Holding Safe and Fair Elections in 2020

All Americans deserve fair access to cast their vote safely and securely even when facing an unprecedented combination of political polarization and a global coronavirus pandemic. 

FairVote’s mission is grounded in ensuring that every voter matters in every election. The following is a resource for voters and those seeking to take actions on how to best ensure safe elections with high participation this fall. It includes resource guides from journalists, government associations, think tanks and coalition partners in response to voting questions as they arise. 

2020 Guides to Help You Vote:

When to Expect Election Results:

The pandemic and expanded absentee voting are likely to slow down counting of ballots in some states. It is likely that local and national election results will not be announced on election night and will potentially take several days before the count is final. 

Some jurisdictions report their absentee votes first and others report in-person votes first. If voters who use different voting methods have different partisan makeups, initial results reported on election night could look different from the final results. Remember that the only official results are those certified by state governments in the weeks following the election.

2020 Election Administration Policy:

Voter Registration:

The United States continues to lag other major democracies in efficient and inclusive voter registration. Here are resources involving registering to vote this year.

Voter Information:

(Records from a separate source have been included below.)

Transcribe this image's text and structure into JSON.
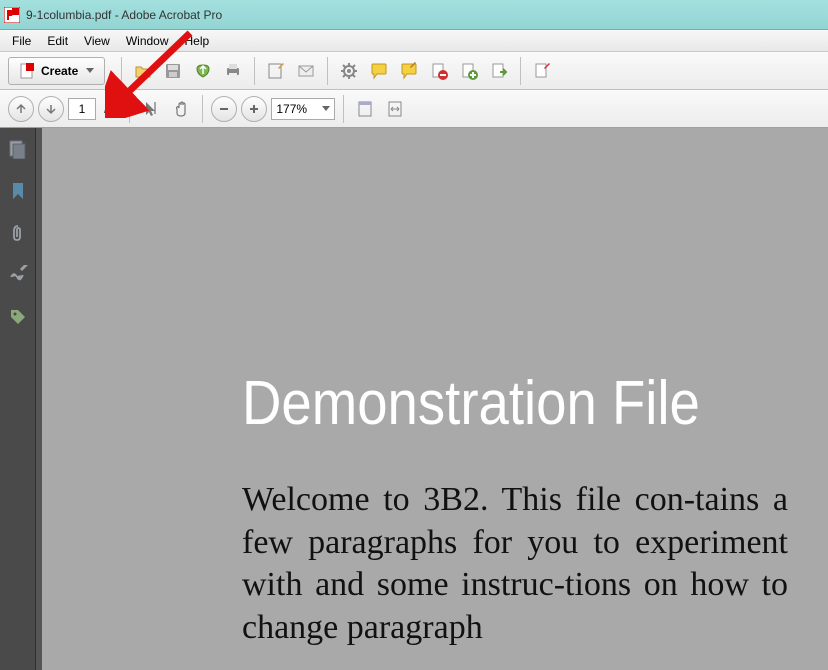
{
  "titlebar": {
    "filename": "9-1columbia.pdf",
    "appname": "Adobe Acrobat Pro"
  },
  "menu": {
    "file": "File",
    "edit": "Edit",
    "view": "View",
    "window": "Window",
    "help": "Help"
  },
  "toolbar": {
    "create": "Create"
  },
  "pagenav": {
    "current": "1",
    "total": "/ 5"
  },
  "zoom": {
    "level": "177%"
  },
  "document": {
    "heading": "Demonstration File",
    "body": "Welcome to 3B2. This file con-tains a few paragraphs for you to experiment with and some instruc-tions on how to change paragraph"
  }
}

We know some partisans and foreign agents have sought to mislead voters, with new opportunities via social media and unregulated online content. Resources on how to combat voter disinformation campaigns include:

Mail-in / Absentee Voting:

The New York Times reports that as of August 2020, a record 76% of Americans will be able to vote-by-mail without an excuse this year. Several states have expanded vote-by-mail options this year. 

However, many states have strict deadlines by which absentee ballots must arrive to be counted. If you have a mail ballot but have not already mailed it in, election officials say you should drop it off in person at your local election office or bring it to an official ballot drop box. If you have not yet requested a mail-in ballot, it is likely too late to do so and you should vote in person.

Voter Access and Poll Workers:

Providing in-person access to polling stations is critically important for those who cannot rely upon mail or have not received mail-in ballots.

Election Schedule and Post-Election Dispute Resolution:

In this polarized time, many Americans fear the "other side" winning. Here are resources on what's likely to happen after the election.

Featured Civic Events Backed by FairVote:

Join Us Today to Help Create a More Perfect Union